> EXERCISE GOAL:
For this exercise, copy the data exactly and omit any images.

> RAW DATA:
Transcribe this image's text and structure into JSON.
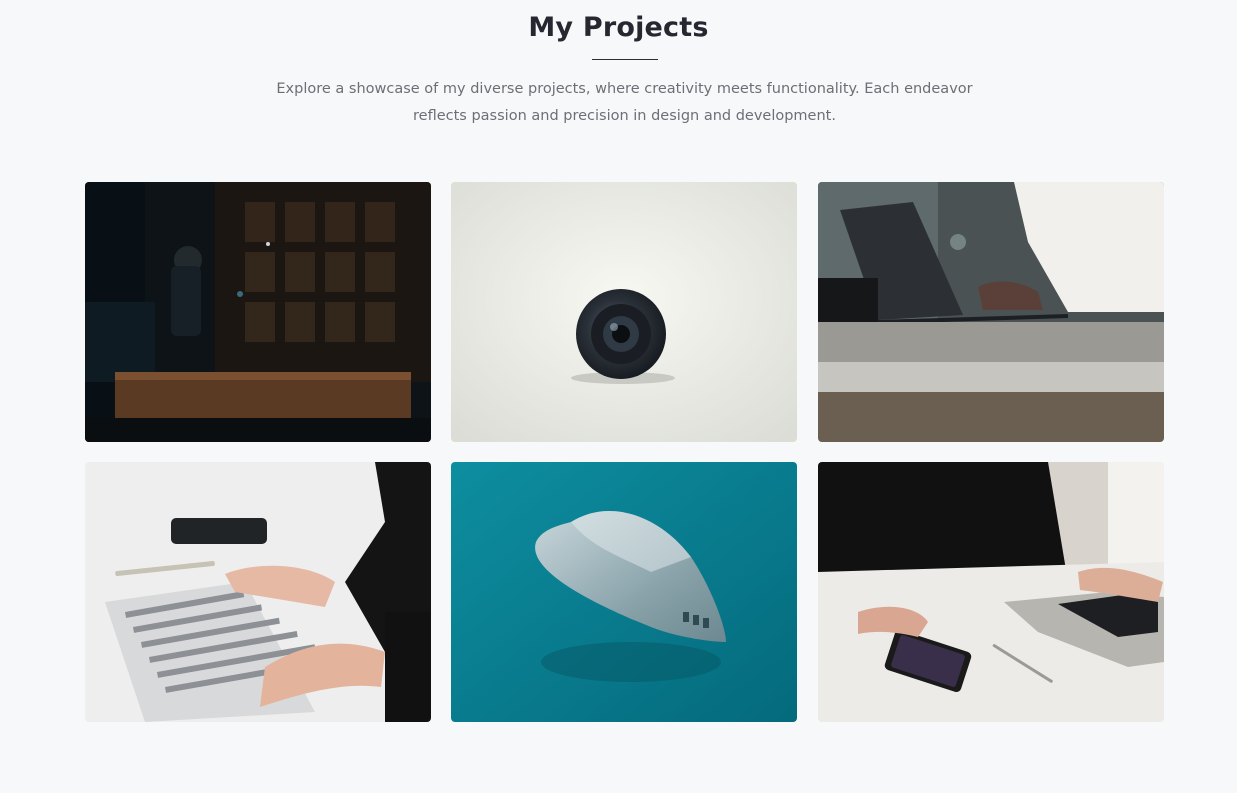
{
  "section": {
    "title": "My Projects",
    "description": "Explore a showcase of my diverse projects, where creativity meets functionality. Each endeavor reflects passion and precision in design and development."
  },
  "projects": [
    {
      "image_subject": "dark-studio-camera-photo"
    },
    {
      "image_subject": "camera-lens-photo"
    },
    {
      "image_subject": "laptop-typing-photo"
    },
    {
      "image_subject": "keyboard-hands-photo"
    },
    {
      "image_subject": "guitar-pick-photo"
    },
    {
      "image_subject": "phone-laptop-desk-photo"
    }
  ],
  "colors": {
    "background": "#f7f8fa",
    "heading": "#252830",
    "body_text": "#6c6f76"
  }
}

> RESPONSE BELOW:
Transcribe this image's text and structure into JSON.
{
  "section": {
    "title": "My Projects",
    "description": "Explore a showcase of my diverse projects, where creativity meets functionality. Each endeavor reflects passion and precision in design and development."
  },
  "projects": [
    {
      "image_subject": "dark-studio-camera-photo"
    },
    {
      "image_subject": "camera-lens-photo"
    },
    {
      "image_subject": "laptop-typing-photo"
    },
    {
      "image_subject": "keyboard-hands-photo"
    },
    {
      "image_subject": "guitar-pick-photo"
    },
    {
      "image_subject": "phone-laptop-desk-photo"
    }
  ],
  "colors": {
    "background": "#f7f8fa",
    "heading": "#252830",
    "body_text": "#6c6f76"
  }
}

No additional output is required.